With a sigh Sam pushed away the mysterious book and forced herself into simple machines. She pretended that she wasn’t thinking about the book. She pretended she was getting started on her homework. That way she didn’t have to think about how the weird book made her want to read it and at the same time made the fine little hairs on the back of her neck quiver and twitch.
“A simple machine is a tool that changes the direction or strength of a force to make work easier.”
It was dry reading. Drier than the dust motes floating up in the gabled ceilings. Drier than the thick, grey cobwebs far out of reach in the high corners.
She wondered what had made her pick up the nameless book, and stole another glance at it over the top of her science book.
“From the beginning of mankind’s time on earth, humans worked to make survival easier, to create shelters or cultivate crops, and this lead them to take up the very first simple machines. Perhaps it was a lever to pry up a large stone, or a ramp (or inclined plane), to move a heavy object to a higher level. One of mankind’s first great lessons was that some jobs were just too hard for one person to do alone.”
It occurred to Sam that she should at least open the the mystery book and take a quick look. She was being silly about this. It was just a book.
Sam gave her head an annoyed little shake, trying to focus on simple machines. She pushed up her glasses, brushed back her hair.
She carefully re-read the paragraph she’d just finished, trying to properly retain what she read, but all that stuck in her mind was “that some jobs were just too hard for one person to do alone.”
The ridiculousness of trying to concentrate on homework suddenly struck her as funny, and Sam burst out laughing—earning her a shocked look from Miss Blanket.
A wave of embarrassment replaced the laughter. “Sorry.”
She snapped shut her book, built a careful little pile of the science books from downstairs and pushed them aside. She drew the dull red book from the shelves toward her.
She knew that Miss Blanket was still watching her. Sam glanced up again with another apologetic look, but saw that Miss Blanket was instead staring at the mysterious book.
Sam looked down at the book, her cheeks hot and tingling.
She pretended to investigate it as closely as a detective, just to cover her embarrassment.
The spine of the book was shiny from the handling of a hundred hands—perhaps hundreds of hands. Now that she studied it closely she could see fragments of old letters on the spine: H BR___E _O… The rest was worn off.
She opened the cover.
She gasped at the feeling that jolted through her.
It was if one of those high October thunderclouds had not only come a month early but had swooped down through the gables of Spire Hall. Or as if the wind came from the beating wings of a great storm beast that had settled atop Spire Hall and dug in its talons and begun to scratch its way through the many-gabled roof.
Sam shivered off the thought. She let out a long, gasping breath, not thinking about Miss Blanket watching her.
The feeling was gone. It had passed in an instant. She was holding nothing more than an old book.
But she couldn’t escape the feeling that whatever had just happened, it had happened forever. By opening the book she had released something that could not be put back inside.

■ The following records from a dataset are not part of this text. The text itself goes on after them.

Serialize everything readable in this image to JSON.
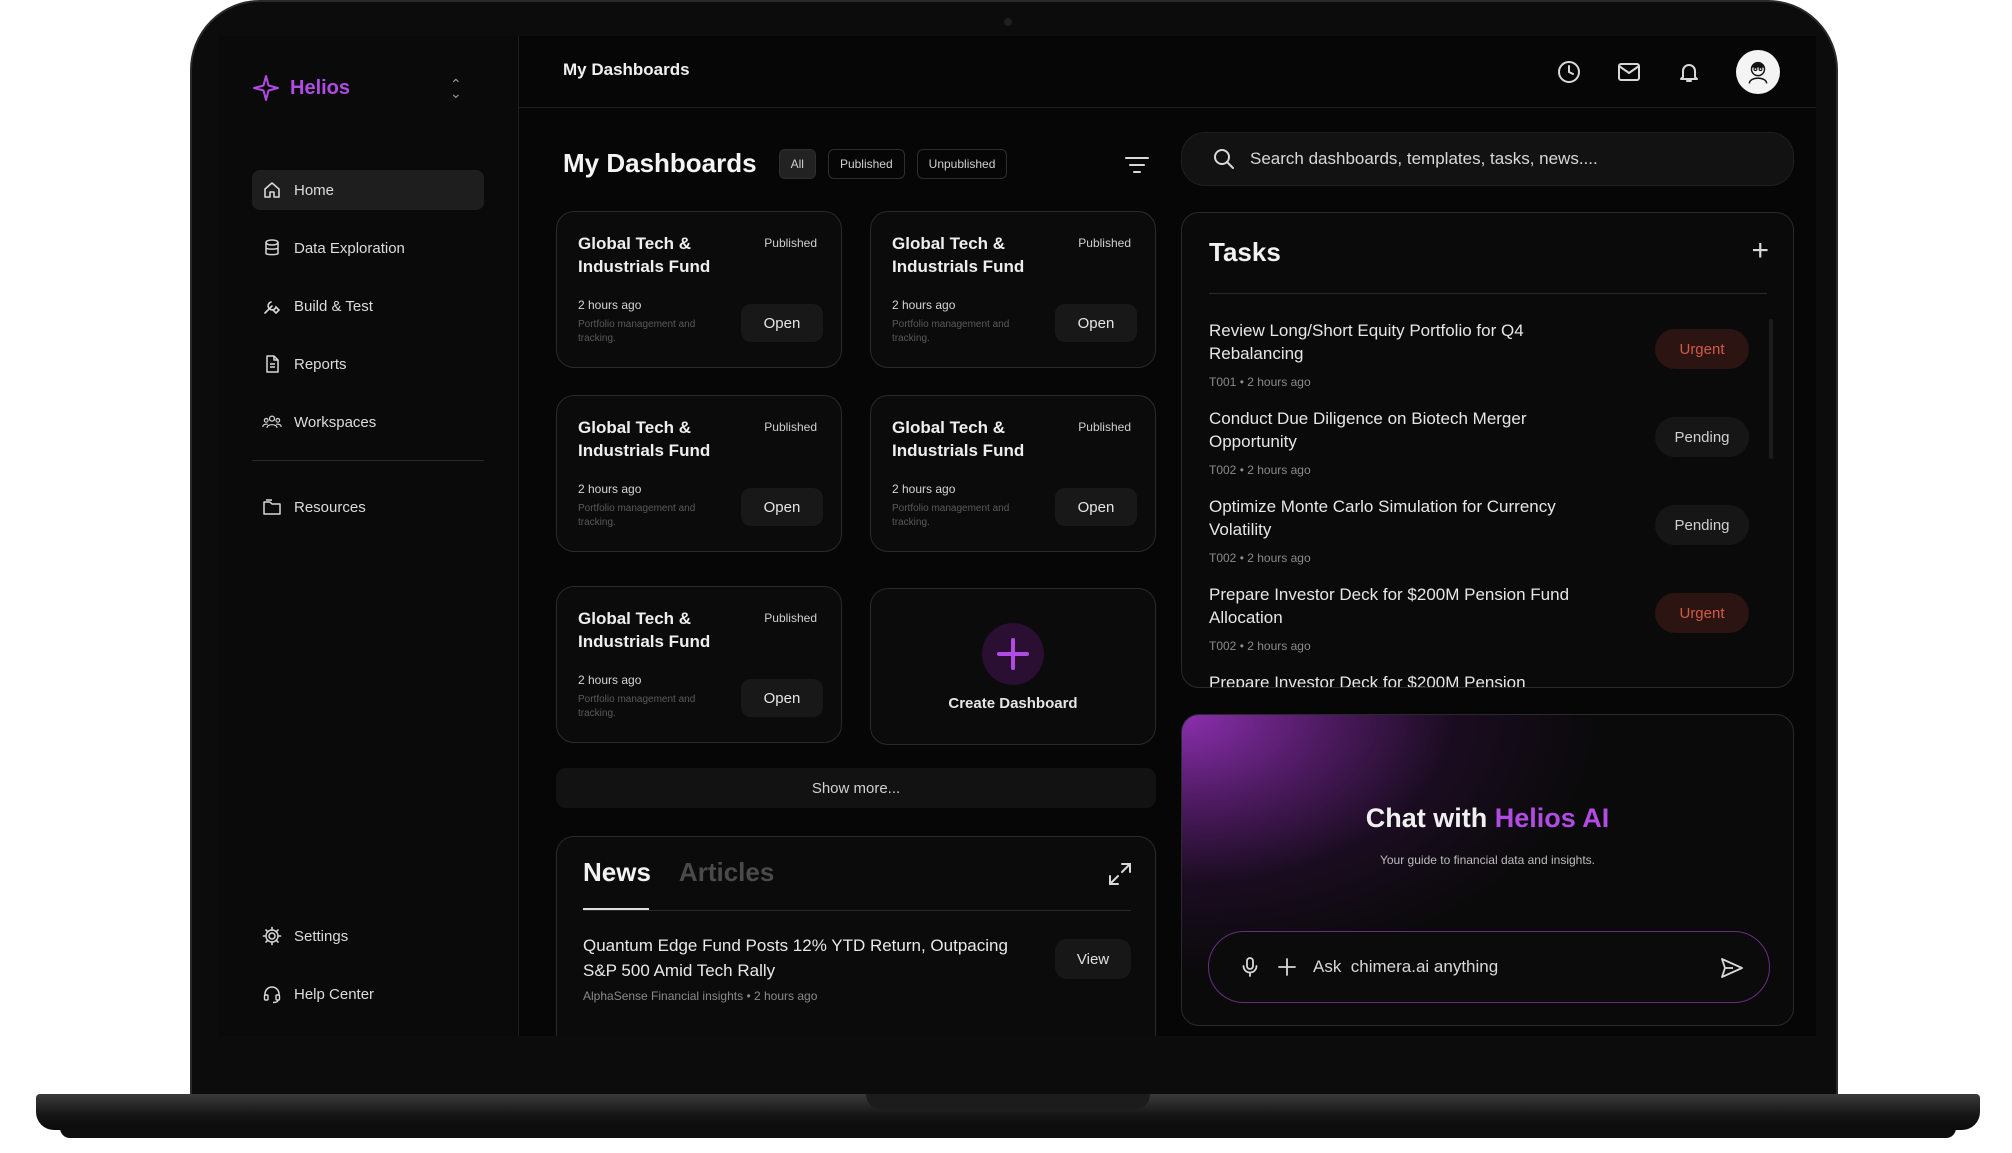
{
  "brand": {
    "name": "Helios",
    "accent_color": "#b04be3"
  },
  "sidebar": {
    "items": [
      {
        "label": "Home",
        "icon": "home-icon",
        "active": true
      },
      {
        "label": "Data Exploration",
        "icon": "database-icon"
      },
      {
        "label": "Build & Test",
        "icon": "wrench-icon"
      },
      {
        "label": "Reports",
        "icon": "document-icon"
      },
      {
        "label": "Workspaces",
        "icon": "users-icon"
      }
    ],
    "secondary": [
      {
        "label": "Resources",
        "icon": "folder-icon"
      }
    ],
    "bottom": [
      {
        "label": "Settings",
        "icon": "gear-icon"
      },
      {
        "label": "Help Center",
        "icon": "headset-icon"
      }
    ]
  },
  "topbar": {
    "title": "My Dashboards",
    "icons": [
      "clock-icon",
      "mail-icon",
      "bell-icon",
      "avatar"
    ]
  },
  "dashboards": {
    "title": "My Dashboards",
    "filters": [
      "All",
      "Published",
      "Unpublished"
    ],
    "active_filter": "All",
    "cards": [
      {
        "title": "Global Tech & Industrials Fund",
        "status": "Published",
        "time": "2 hours ago",
        "desc": "Portfolio management and tracking.",
        "action": "Open"
      },
      {
        "title": "Global Tech & Industrials Fund",
        "status": "Published",
        "time": "2 hours ago",
        "desc": "Portfolio management and tracking.",
        "action": "Open"
      },
      {
        "title": "Global Tech & Industrials Fund",
        "status": "Published",
        "time": "2 hours ago",
        "desc": "Portfolio management and tracking.",
        "action": "Open"
      },
      {
        "title": "Global Tech & Industrials Fund",
        "status": "Published",
        "time": "2 hours ago",
        "desc": "Portfolio management and tracking.",
        "action": "Open"
      },
      {
        "title": "Global Tech & Industrials Fund",
        "status": "Published",
        "time": "2 hours ago",
        "desc": "Portfolio management and tracking.",
        "action": "Open"
      }
    ],
    "create_label": "Create Dashboard",
    "show_more": "Show more..."
  },
  "news": {
    "tabs": [
      "News",
      "Articles"
    ],
    "active_tab": "News",
    "items": [
      {
        "headline": "Quantum Edge Fund Posts 12% YTD Return, Outpacing S&P 500 Amid Tech Rally",
        "source": "AlphaSense Financial insights",
        "time": "2 hours ago",
        "action": "View"
      }
    ]
  },
  "search": {
    "placeholder": "Search dashboards, templates, tasks, news...."
  },
  "tasks": {
    "title": "Tasks",
    "items": [
      {
        "title": "Review Long/Short Equity Portfolio for Q4 Rebalancing",
        "id": "T001",
        "time": "2 hours ago",
        "status": "Urgent"
      },
      {
        "title": "Conduct Due Diligence on Biotech Merger Opportunity",
        "id": "T002",
        "time": "2 hours ago",
        "status": "Pending"
      },
      {
        "title": "Optimize Monte Carlo Simulation for Currency Volatility",
        "id": "T002",
        "time": "2 hours ago",
        "status": "Pending"
      },
      {
        "title": "Prepare Investor Deck for $200M Pension Fund Allocation",
        "id": "T002",
        "time": "2 hours ago",
        "status": "Urgent"
      },
      {
        "title": "Prepare Investor Deck for $200M Pension",
        "id": "",
        "time": "",
        "status": ""
      }
    ],
    "colors": {
      "urgent": "#d35a43",
      "pending": "#cfcfcf"
    }
  },
  "chat": {
    "title_prefix": "Chat with",
    "title_accent": "Helios AI",
    "subtitle": "Your guide to financial data and insights.",
    "input_placeholder": "Ask  chimera.ai anything"
  }
}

Keep Reading

Chapter 4

Bridge to Terabithia

Add your comment

Sign into Storybird to post a comment.

Create an account

Create an account to get started. It’s free!

Sign up

or sign in with email below